- The Real Estate Board of Greater Vancouver said 2,530 homes were sold in February, a 40.8% increase from a year ago and a 43.8% increase from January. The board’s benchmark composite index reached $609,100 last month, a 3.2% increase from a year ago.
- February sales were close to the 10-year average for the month, while new listings were down 2.8% from a year ago and 12.1% from January, 2014.
- The Real Estate Board of Greater Vancouver said its benchmark price for a detached home in the region reached $932,900 in February. The area’s most expensive place to buy a detached home was West Vancouver with the average home selling for $2,145,200 last month.

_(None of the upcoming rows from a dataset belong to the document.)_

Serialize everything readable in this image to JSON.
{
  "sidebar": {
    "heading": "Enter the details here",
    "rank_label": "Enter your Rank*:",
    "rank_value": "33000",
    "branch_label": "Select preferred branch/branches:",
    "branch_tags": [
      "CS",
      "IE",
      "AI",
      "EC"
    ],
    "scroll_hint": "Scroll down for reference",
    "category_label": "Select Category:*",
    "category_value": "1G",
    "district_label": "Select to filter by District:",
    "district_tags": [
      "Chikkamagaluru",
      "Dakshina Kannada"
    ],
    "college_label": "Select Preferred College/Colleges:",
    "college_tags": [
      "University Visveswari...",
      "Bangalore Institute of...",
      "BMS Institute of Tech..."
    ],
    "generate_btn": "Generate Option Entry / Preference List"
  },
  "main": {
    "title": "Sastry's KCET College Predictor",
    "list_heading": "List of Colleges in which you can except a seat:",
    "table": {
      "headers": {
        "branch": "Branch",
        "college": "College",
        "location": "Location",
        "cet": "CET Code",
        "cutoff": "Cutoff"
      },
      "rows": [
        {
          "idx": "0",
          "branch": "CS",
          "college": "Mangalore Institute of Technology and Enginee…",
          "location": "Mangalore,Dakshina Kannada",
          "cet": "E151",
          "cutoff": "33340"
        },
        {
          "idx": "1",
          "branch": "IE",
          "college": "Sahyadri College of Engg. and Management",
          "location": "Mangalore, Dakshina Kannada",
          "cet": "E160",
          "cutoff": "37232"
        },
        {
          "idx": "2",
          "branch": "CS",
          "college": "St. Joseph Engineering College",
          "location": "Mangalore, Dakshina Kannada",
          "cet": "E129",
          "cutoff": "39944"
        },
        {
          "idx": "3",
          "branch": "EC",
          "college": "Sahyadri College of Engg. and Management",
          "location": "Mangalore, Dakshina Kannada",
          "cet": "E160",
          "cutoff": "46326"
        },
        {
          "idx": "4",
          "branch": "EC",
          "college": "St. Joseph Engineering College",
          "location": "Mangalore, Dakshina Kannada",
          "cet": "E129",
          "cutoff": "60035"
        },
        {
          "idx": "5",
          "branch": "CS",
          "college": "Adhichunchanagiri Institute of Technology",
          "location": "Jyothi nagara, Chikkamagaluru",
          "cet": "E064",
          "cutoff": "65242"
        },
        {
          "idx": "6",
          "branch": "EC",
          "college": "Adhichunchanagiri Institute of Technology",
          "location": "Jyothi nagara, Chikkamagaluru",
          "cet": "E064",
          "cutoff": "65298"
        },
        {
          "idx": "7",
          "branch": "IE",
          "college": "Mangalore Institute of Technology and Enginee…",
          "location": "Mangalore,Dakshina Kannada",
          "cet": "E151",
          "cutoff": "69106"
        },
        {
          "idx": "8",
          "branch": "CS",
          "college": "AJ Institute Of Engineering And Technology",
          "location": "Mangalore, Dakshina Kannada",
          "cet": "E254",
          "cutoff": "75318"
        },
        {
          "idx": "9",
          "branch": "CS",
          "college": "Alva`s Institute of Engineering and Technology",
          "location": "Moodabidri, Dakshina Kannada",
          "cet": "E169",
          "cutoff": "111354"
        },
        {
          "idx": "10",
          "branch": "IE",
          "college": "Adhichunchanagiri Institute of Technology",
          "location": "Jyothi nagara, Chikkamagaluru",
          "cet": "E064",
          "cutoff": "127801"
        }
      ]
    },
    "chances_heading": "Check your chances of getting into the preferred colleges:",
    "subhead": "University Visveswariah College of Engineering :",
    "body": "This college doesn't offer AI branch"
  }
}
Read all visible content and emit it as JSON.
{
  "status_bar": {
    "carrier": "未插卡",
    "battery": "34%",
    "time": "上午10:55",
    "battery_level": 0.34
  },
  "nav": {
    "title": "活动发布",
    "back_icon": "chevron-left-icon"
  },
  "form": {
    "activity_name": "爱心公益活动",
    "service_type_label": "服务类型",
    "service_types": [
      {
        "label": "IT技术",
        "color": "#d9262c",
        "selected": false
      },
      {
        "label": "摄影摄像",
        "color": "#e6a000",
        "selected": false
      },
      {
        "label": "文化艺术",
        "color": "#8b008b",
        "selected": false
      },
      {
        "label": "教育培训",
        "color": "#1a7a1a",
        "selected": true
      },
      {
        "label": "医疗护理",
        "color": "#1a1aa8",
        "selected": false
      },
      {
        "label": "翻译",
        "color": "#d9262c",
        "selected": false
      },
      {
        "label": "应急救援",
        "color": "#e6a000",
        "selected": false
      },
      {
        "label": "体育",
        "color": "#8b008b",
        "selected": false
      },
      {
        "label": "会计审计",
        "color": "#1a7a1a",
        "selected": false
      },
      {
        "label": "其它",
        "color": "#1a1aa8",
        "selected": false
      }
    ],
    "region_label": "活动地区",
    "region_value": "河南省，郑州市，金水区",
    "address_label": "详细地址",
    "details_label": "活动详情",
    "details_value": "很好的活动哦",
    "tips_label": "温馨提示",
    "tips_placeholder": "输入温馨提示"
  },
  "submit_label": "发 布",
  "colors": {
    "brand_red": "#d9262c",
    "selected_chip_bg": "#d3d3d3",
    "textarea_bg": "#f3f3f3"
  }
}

- “Vancouver is unique across Canada in the severe mismatch between earning potential and cost of living. … Our business and industrial base simply does not provide the same number of high-paying white and blue collar jobs one might find in Alberta or Ontario.” Blair Mantin, VP of Sands & Associates, B.C.’s largest bankruptcy trustee
- Mantin reports B.C. is the only province west of Quebec that, in the past year, has not registered a decline in bankruptcies and consumer proposals (the latter involves a proposal for partial repayment of debt). “B.C. consumers are extremely over-extended.” A recent Sands & Associates study revealed consumer debt loads of $25,000 to $49,000 reflect a fiscal tipping point at which adult debtors start exploring bankruptcy or consumer-proposal options.
- In Toronto, the average detached home sold for $955,314 in February. But even in the suburban ring around the city, the average detached home $640,405.
- Calgary Real Estate Board, said that sales growth slowed in February from January but the total amount of activity was still up 8.68% from a year ago.
- “Demand growth in the single family sector has been restricted by the availability of product,” says Ann-Marie Lurie, chief economist with the Calgary Real Estate Board,
- The unadjusted single family benchmark price reached $482,800 in Calgary last month, a 1.28% increase from January and 9.1% jump from a year ago.
- February established all-time highs for MLS sale prices as well as luxury home sales as nearly one in five transactions turned into bidding wars in the marketplace due to a continued low inventory of available properties.
- Calgary Real Estate Board indicates all-time records, for any month, were set in the average city sale price ($482,530) and the median city price ($424,900) as well as in the single-family sale price ($550,312) and the single-family median price ($480,000).
- “Inventory’s facing a double whammy: new listings are well below average, and sales are well above. We haven’t seen inventory this low since the 2006 boom. And people are wondering: how long will that last,” said Scott Bollinger, broker with the ComFree Commonsense Network.
- Total sales in the city reached 1,854, up 8.68 per cent. The median price rose by 7.58 per cent and the average price was up 5.51 per cent. New listings increased by 1.54 per cent to 2,711 but active listings at the end of the month dropped by 18.28 per cent to 2,892.